| REQUIRED WORK |
Please copy the listing that follows exactly, leaving out any pictures.

| MATERIAL PROVIDED |

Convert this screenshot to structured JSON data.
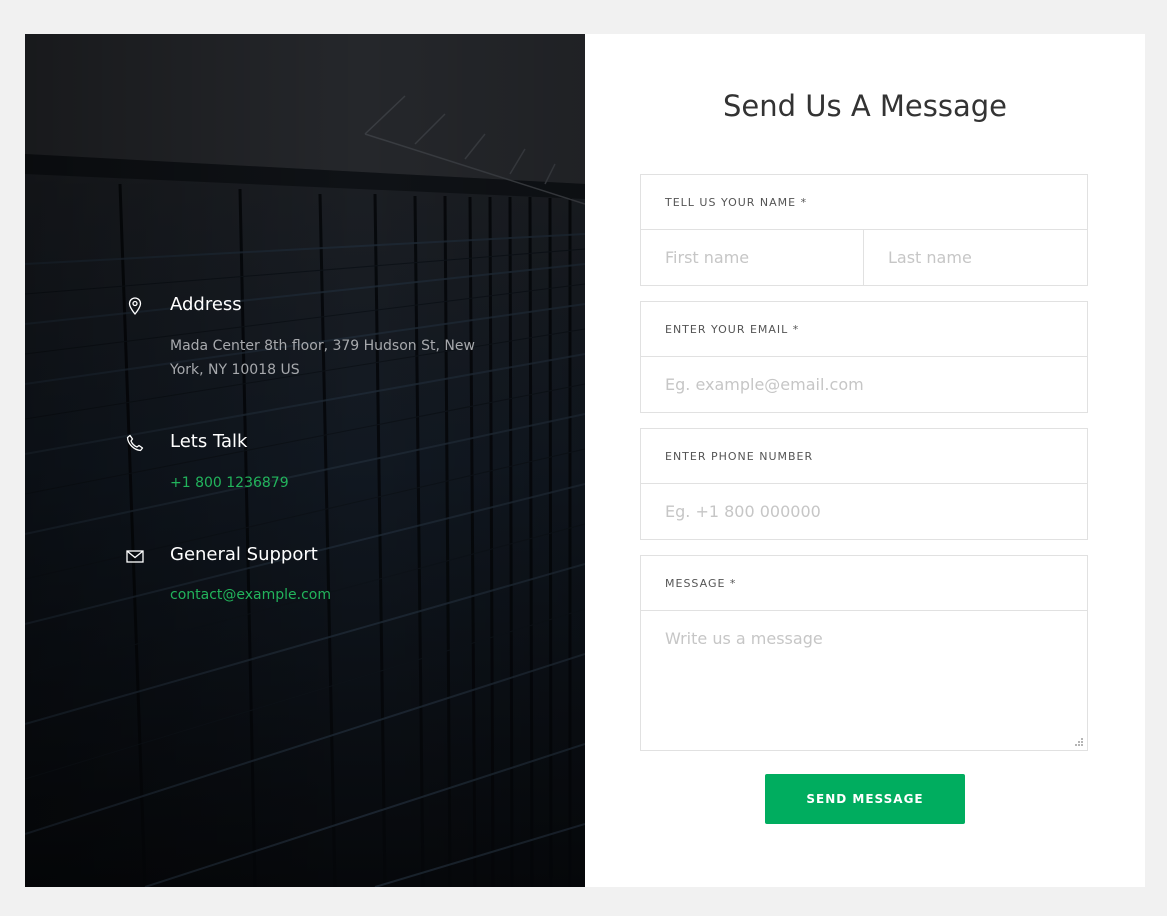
{
  "contact_info": {
    "address": {
      "icon": "map-pin-icon",
      "title": "Address",
      "text": "Mada Center 8th floor, 379 Hudson St, New York, NY 10018 US"
    },
    "talk": {
      "icon": "phone-icon",
      "title": "Lets Talk",
      "text": "+1 800 1236879"
    },
    "support": {
      "icon": "mail-icon",
      "title": "General Support",
      "text": "contact@example.com"
    },
    "link_color": "#22b45c"
  },
  "form": {
    "heading": "Send Us A Message",
    "name": {
      "label": "TELL US YOUR NAME *",
      "first_placeholder": "First name",
      "last_placeholder": "Last name"
    },
    "email": {
      "label": "ENTER YOUR EMAIL *",
      "placeholder": "Eg. example@email.com"
    },
    "phone": {
      "label": "ENTER PHONE NUMBER",
      "placeholder": "Eg. +1 800 000000"
    },
    "message": {
      "label": "MESSAGE *",
      "placeholder": "Write us a message"
    },
    "submit_label": "SEND MESSAGE",
    "accent_color": "#00ad5f"
  }
}
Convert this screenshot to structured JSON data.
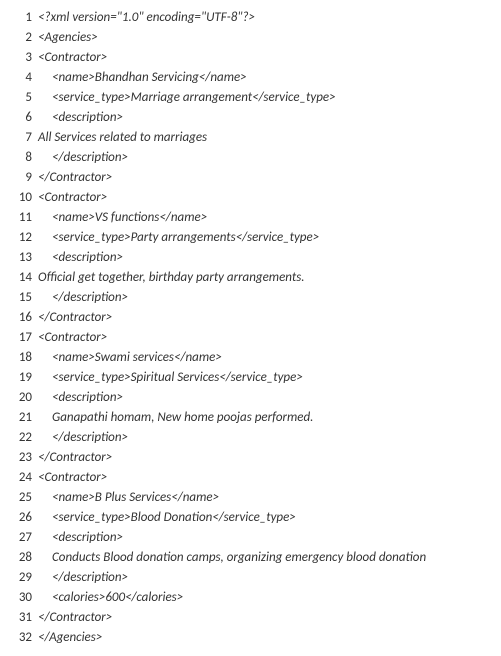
{
  "lines": [
    {
      "n": "1",
      "indent": 1,
      "text": "<?xml version=\"1.0\" encoding=\"UTF-8\"?>"
    },
    {
      "n": "2",
      "indent": 1,
      "text": "<Agencies>"
    },
    {
      "n": "3",
      "indent": 1,
      "text": "<Contractor>"
    },
    {
      "n": "4",
      "indent": 2,
      "text": "<name>Bhandhan Servicing</name>"
    },
    {
      "n": "5",
      "indent": 2,
      "text": "<service_type>Marriage arrangement</service_type>"
    },
    {
      "n": "6",
      "indent": 2,
      "text": "<description>"
    },
    {
      "n": "7",
      "indent": 1,
      "text": "All Services related to marriages"
    },
    {
      "n": "8",
      "indent": 2,
      "text": "</description>"
    },
    {
      "n": "9",
      "indent": 1,
      "text": "</Contractor>"
    },
    {
      "n": "10",
      "indent": 1,
      "text": "<Contractor>"
    },
    {
      "n": "11",
      "indent": 2,
      "text": "<name>VS functions</name>"
    },
    {
      "n": "12",
      "indent": 2,
      "text": "<service_type>Party arrangements</service_type>"
    },
    {
      "n": "13",
      "indent": 2,
      "text": "<description>"
    },
    {
      "n": "14",
      "indent": 1,
      "text": "Official get together, birthday party arrangements."
    },
    {
      "n": "15",
      "indent": 2,
      "text": "</description>"
    },
    {
      "n": "16",
      "indent": 1,
      "text": "</Contractor>"
    },
    {
      "n": "17",
      "indent": 1,
      "text": "<Contractor>"
    },
    {
      "n": "18",
      "indent": 2,
      "text": "<name>Swami services</name>"
    },
    {
      "n": "19",
      "indent": 2,
      "text": "<service_type>Spiritual Services</service_type>"
    },
    {
      "n": "20",
      "indent": 2,
      "text": "<description>"
    },
    {
      "n": "21",
      "indent": 2,
      "text": "Ganapathi homam, New home poojas performed."
    },
    {
      "n": "22",
      "indent": 2,
      "text": "</description>"
    },
    {
      "n": "23",
      "indent": 1,
      "text": "</Contractor>"
    },
    {
      "n": "24",
      "indent": 1,
      "text": "<Contractor>"
    },
    {
      "n": "25",
      "indent": 2,
      "text": "<name>B Plus Services</name>"
    },
    {
      "n": "26",
      "indent": 2,
      "text": "<service_type>Blood Donation</service_type>"
    },
    {
      "n": "27",
      "indent": 2,
      "text": "<description>"
    },
    {
      "n": "28",
      "indent": 2,
      "text": "Conducts Blood donation camps, organizing emergency blood donation"
    },
    {
      "n": "29",
      "indent": 2,
      "text": "</description>"
    },
    {
      "n": "30",
      "indent": 2,
      "text": "<calories>600</calories>"
    },
    {
      "n": "31",
      "indent": 1,
      "text": "</Contractor>"
    },
    {
      "n": "32",
      "indent": 1,
      "text": "</Agencies>"
    }
  ]
}
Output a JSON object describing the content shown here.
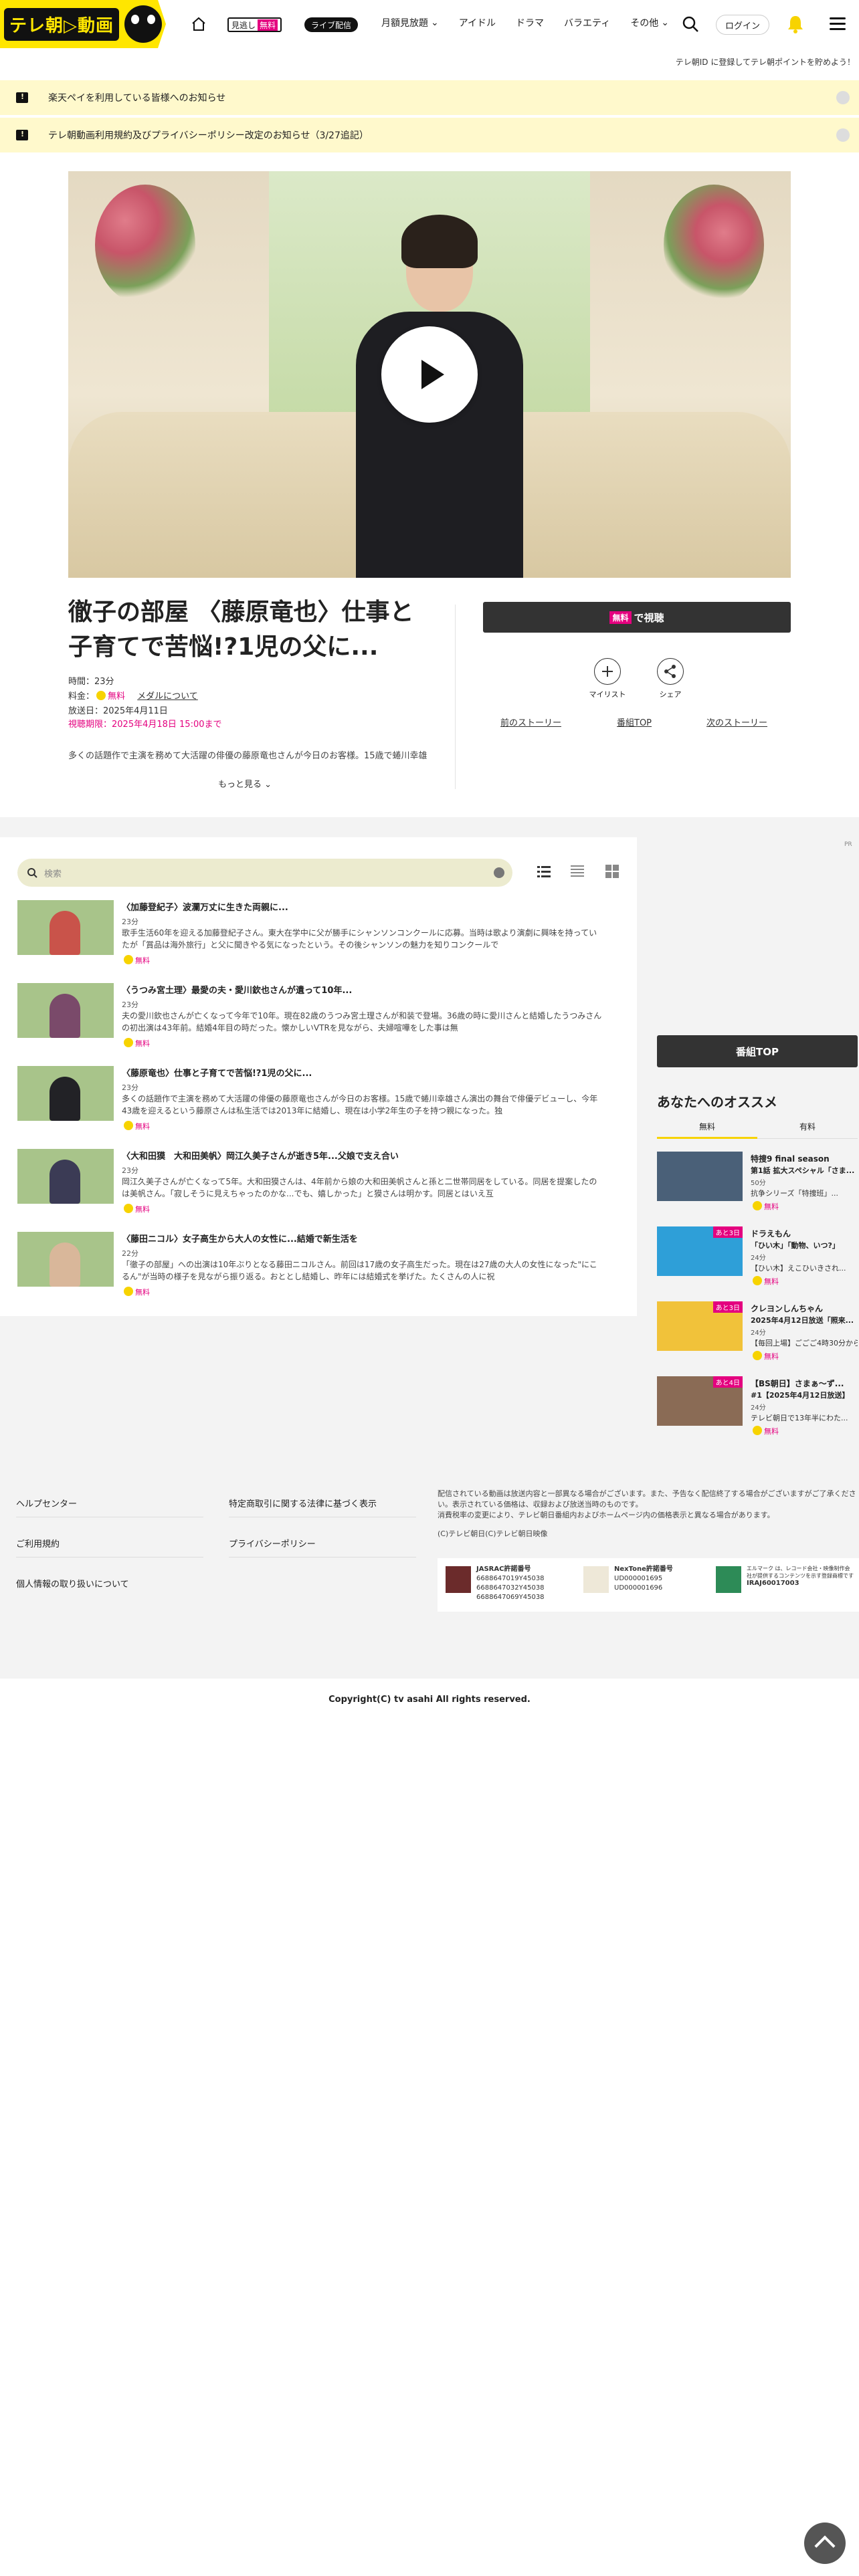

| OUTPUT OF THE TASK |
Convert this screenshot to structured JSON data.
{
  "contact_info": {
    "address": {
      "icon": "map-pin-icon",
      "title": "Address",
      "text": "Mada Center 8th floor, 379 Hudson St, New York, NY 10018 US"
    },
    "talk": {
      "icon": "phone-icon",
      "title": "Lets Talk",
      "text": "+1 800 1236879"
    },
    "support": {
      "icon": "mail-icon",
      "title": "General Support",
      "text": "contact@example.com"
    },
    "link_color": "#22b45c"
  },
  "form": {
    "heading": "Send Us A Message",
    "name": {
      "label": "TELL US YOUR NAME *",
      "first_placeholder": "First name",
      "last_placeholder": "Last name"
    },
    "email": {
      "label": "ENTER YOUR EMAIL *",
      "placeholder": "Eg. example@email.com"
    },
    "phone": {
      "label": "ENTER PHONE NUMBER",
      "placeholder": "Eg. +1 800 000000"
    },
    "message": {
      "label": "MESSAGE *",
      "placeholder": "Write us a message"
    },
    "submit_label": "SEND MESSAGE",
    "accent_color": "#00ad5f"
  }
}
Convert this screenshot to structured JSON data.
{
  "lines": [
    {
      "n": "1",
      "indent": 1,
      "text": "<?xml version=\"1.0\" encoding=\"UTF-8\"?>"
    },
    {
      "n": "2",
      "indent": 1,
      "text": "<Agencies>"
    },
    {
      "n": "3",
      "indent": 1,
      "text": "<Contractor>"
    },
    {
      "n": "4",
      "indent": 2,
      "text": "<name>Bhandhan Servicing</name>"
    },
    {
      "n": "5",
      "indent": 2,
      "text": "<service_type>Marriage arrangement</service_type>"
    },
    {
      "n": "6",
      "indent": 2,
      "text": "<description>"
    },
    {
      "n": "7",
      "indent": 1,
      "text": "All Services related to marriages"
    },
    {
      "n": "8",
      "indent": 2,
      "text": "</description>"
    },
    {
      "n": "9",
      "indent": 1,
      "text": "</Contractor>"
    },
    {
      "n": "10",
      "indent": 1,
      "text": "<Contractor>"
    },
    {
      "n": "11",
      "indent": 2,
      "text": "<name>VS functions</name>"
    },
    {
      "n": "12",
      "indent": 2,
      "text": "<service_type>Party arrangements</service_type>"
    },
    {
      "n": "13",
      "indent": 2,
      "text": "<description>"
    },
    {
      "n": "14",
      "indent": 1,
      "text": "Official get together, birthday party arrangements."
    },
    {
      "n": "15",
      "indent": 2,
      "text": "</description>"
    },
    {
      "n": "16",
      "indent": 1,
      "text": "</Contractor>"
    },
    {
      "n": "17",
      "indent": 1,
      "text": "<Contractor>"
    },
    {
      "n": "18",
      "indent": 2,
      "text": "<name>Swami services</name>"
    },
    {
      "n": "19",
      "indent": 2,
      "text": "<service_type>Spiritual Services</service_type>"
    },
    {
      "n": "20",
      "indent": 2,
      "text": "<description>"
    },
    {
      "n": "21",
      "indent": 2,
      "text": "Ganapathi homam, New home poojas performed."
    },
    {
      "n": "22",
      "indent": 2,
      "text": "</description>"
    },
    {
      "n": "23",
      "indent": 1,
      "text": "</Contractor>"
    },
    {
      "n": "24",
      "indent": 1,
      "text": "<Contractor>"
    },
    {
      "n": "25",
      "indent": 2,
      "text": "<name>B Plus Services</name>"
    },
    {
      "n": "26",
      "indent": 2,
      "text": "<service_type>Blood Donation</service_type>"
    },
    {
      "n": "27",
      "indent": 2,
      "text": "<description>"
    },
    {
      "n": "28",
      "indent": 2,
      "text": "Conducts Blood donation camps, organizing emergency blood donation"
    },
    {
      "n": "29",
      "indent": 2,
      "text": "</description>"
    },
    {
      "n": "30",
      "indent": 2,
      "text": "<calories>600</calories>"
    },
    {
      "n": "31",
      "indent": 1,
      "text": "</Contractor>"
    },
    {
      "n": "32",
      "indent": 1,
      "text": "</Agencies>"
    }
  ]
}
Output a JSON object describing the content shown here.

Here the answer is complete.